The more we drove, the more the song grew and began to organize itself into verses and a chorus. I asked Susan to find some paper and a pen and start writing down the words so that I wouldn’t forget them. I drove and Susan wrote, and by the time we reached Nashville, “Until Then” was a song.
The next day, I reluctantly shared my song with the Dabbs family, our Nashville friends, and they liked it. Over the next several months, I continued to share “Until Then” with a few people here and there, and was always pleased with the feedback I received. Jeremy Pate, a dear friend and fellow youth minister, heard the song and offered to record an instrumental track to go behind the lyrics. He and his cousin Steve Agee proceeded to do just that.

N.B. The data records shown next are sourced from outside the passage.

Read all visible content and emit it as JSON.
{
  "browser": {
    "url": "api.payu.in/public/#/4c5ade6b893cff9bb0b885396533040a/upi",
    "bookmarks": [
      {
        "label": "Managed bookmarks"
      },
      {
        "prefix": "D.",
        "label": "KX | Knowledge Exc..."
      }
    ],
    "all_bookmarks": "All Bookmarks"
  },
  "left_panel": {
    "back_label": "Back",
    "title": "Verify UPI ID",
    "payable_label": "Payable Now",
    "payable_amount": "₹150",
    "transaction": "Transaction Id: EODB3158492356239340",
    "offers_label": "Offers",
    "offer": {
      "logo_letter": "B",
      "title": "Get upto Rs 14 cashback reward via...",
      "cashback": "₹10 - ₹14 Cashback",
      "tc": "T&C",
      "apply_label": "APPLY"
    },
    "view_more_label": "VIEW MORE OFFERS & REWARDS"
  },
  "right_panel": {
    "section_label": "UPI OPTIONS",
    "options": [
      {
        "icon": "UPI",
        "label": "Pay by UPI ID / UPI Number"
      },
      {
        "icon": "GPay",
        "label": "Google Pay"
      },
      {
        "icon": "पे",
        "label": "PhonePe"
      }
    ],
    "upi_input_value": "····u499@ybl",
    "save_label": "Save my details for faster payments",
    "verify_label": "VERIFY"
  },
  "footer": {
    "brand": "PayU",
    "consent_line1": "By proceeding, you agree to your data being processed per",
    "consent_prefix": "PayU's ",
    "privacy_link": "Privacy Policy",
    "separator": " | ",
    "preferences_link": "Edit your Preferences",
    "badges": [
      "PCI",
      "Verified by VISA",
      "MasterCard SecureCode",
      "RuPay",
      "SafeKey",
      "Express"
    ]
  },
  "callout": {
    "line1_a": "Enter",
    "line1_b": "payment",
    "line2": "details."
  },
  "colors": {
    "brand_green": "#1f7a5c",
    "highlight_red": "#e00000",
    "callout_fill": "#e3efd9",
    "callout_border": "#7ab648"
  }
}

They got together and recorded a guitar track and drum track. Another good friend, Randy McCoy, was running a professional recording studio in Fort Worth at the time. I shared with him my dream of getting a good recording of “Until Then” using the instrumental track provided by Jeremy and Steve. Randy offered to help.
On Thursday evening, December 2, 2004, I met Randy at the recording studio. Jeremy and my son Justin were with me. The first step was to record my vocals on top of the instrumental track, often re-recording a single phrase several times to get it just right. It was a fascinating process.

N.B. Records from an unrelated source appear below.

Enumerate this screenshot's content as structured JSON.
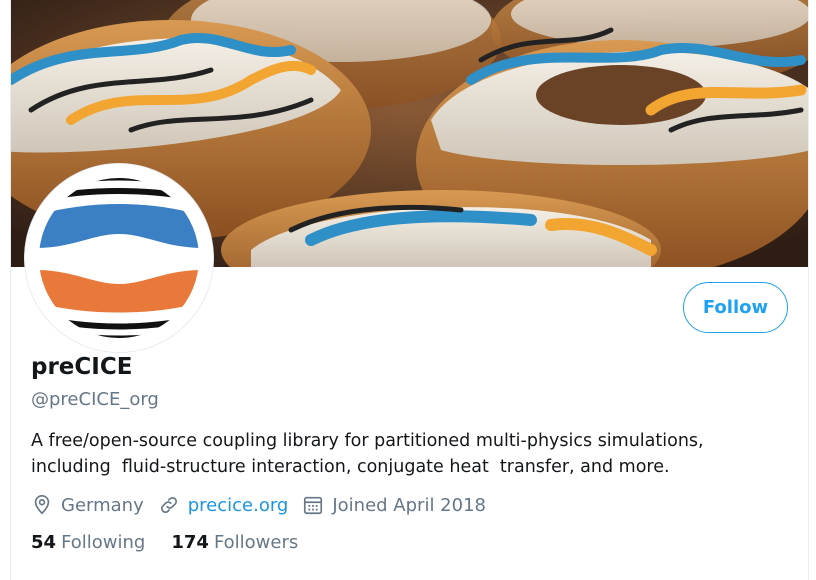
{
  "profile": {
    "name": "preCICE",
    "handle": "@preCICE_org",
    "bio_line1": "A free/open-source coupling library for partitioned multi-physics simulations,",
    "bio_line2": "including  fluid-structure interaction, conjugate heat  transfer, and more.",
    "location": "Germany",
    "website": "precice.org",
    "joined": "Joined April 2018"
  },
  "actions": {
    "follow_label": "Follow"
  },
  "stats": {
    "following_count": "54",
    "following_label": "Following",
    "followers_count": "174",
    "followers_label": "Followers"
  },
  "icons": {
    "location": "location-pin-icon",
    "website": "link-icon",
    "joined": "calendar-icon"
  },
  "colors": {
    "accent": "#1da1f2",
    "link": "#1b95e0",
    "muted": "#657786",
    "logo_blue": "#3b7fc4",
    "logo_orange": "#e8793a"
  }
}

After the lead vocals were recorded, Jeremy and Justin each took their turn at the microphone, Jeremy singing high harmonies and Justin singing low harmonies. To have Jeremy help with the vocals, after having already contributed enormously to the project by providing the instrumental track, was very special. To have Justin be such an integral part of this project commemorating the life of his beloved big sister was meaningful beyond description.
Click the graphic below to listen to my song, “Until Then”.
Ever since I wrote “Until Then”, I have had this really big dream of someday having it recorded by a well-known country artist (ideally a male singer who is a very wholesome family man). I have no idea how to make that happen, but it continues to be a dream, for two reasons:
- Music is powerful and therapeutic. When Ashley was going through her cancer battle, and when she died, and even to this day, there have been a handful of songs that have served as a source of strength for me and for my family. Music has the power to soothe the soul, to invoke reflection and soul-searching, and even to bring a sense of calm and peace. It is a crucial and fundamental element to life itself.Knowing how therapeutic music has been for me, it is my hope that “Until Then” can provide that same sense of connection and healing for others who are traveling their own grief journey. Obviously, the more exposure the song gets, the better chance it has of helping other people. Having a well-known artist record the song would certainly get it in front of exponentially more people than I could ever hope to do on my own. So this is my “altruistic” reason for wanting to have “Until Then” recorded by a well-known artist. I want it to help people.
- I also have a more selfish reason for wanting my song to reach lots of people. It would simply be one more way for me to keep Ashley’s memory alive. As I wrote in a previous blog post:
For those families who are left with empty arms and broken hearts, one of their greatest fears is that the world will forget that their precious child was here. I know, because I am one of those broken-hearted Daddies. There is a burning desire deep in my soul to keep Ashley’s memory alive. I cannot explain it to those who have not walked my path. Nor will I apologize for it to those who do not understand. Ashley, quite simply, is worth remembering.
This burning desire has been a big part of the motivation behind my keeping Ashley’s memorial website up and running, even eight years after her death. It is one of the reasons I started this blog. And it is one of the reasons that I dream of having “Until Then” make it big in the world of music. The more people who hear it, the more people will know about my Ashley.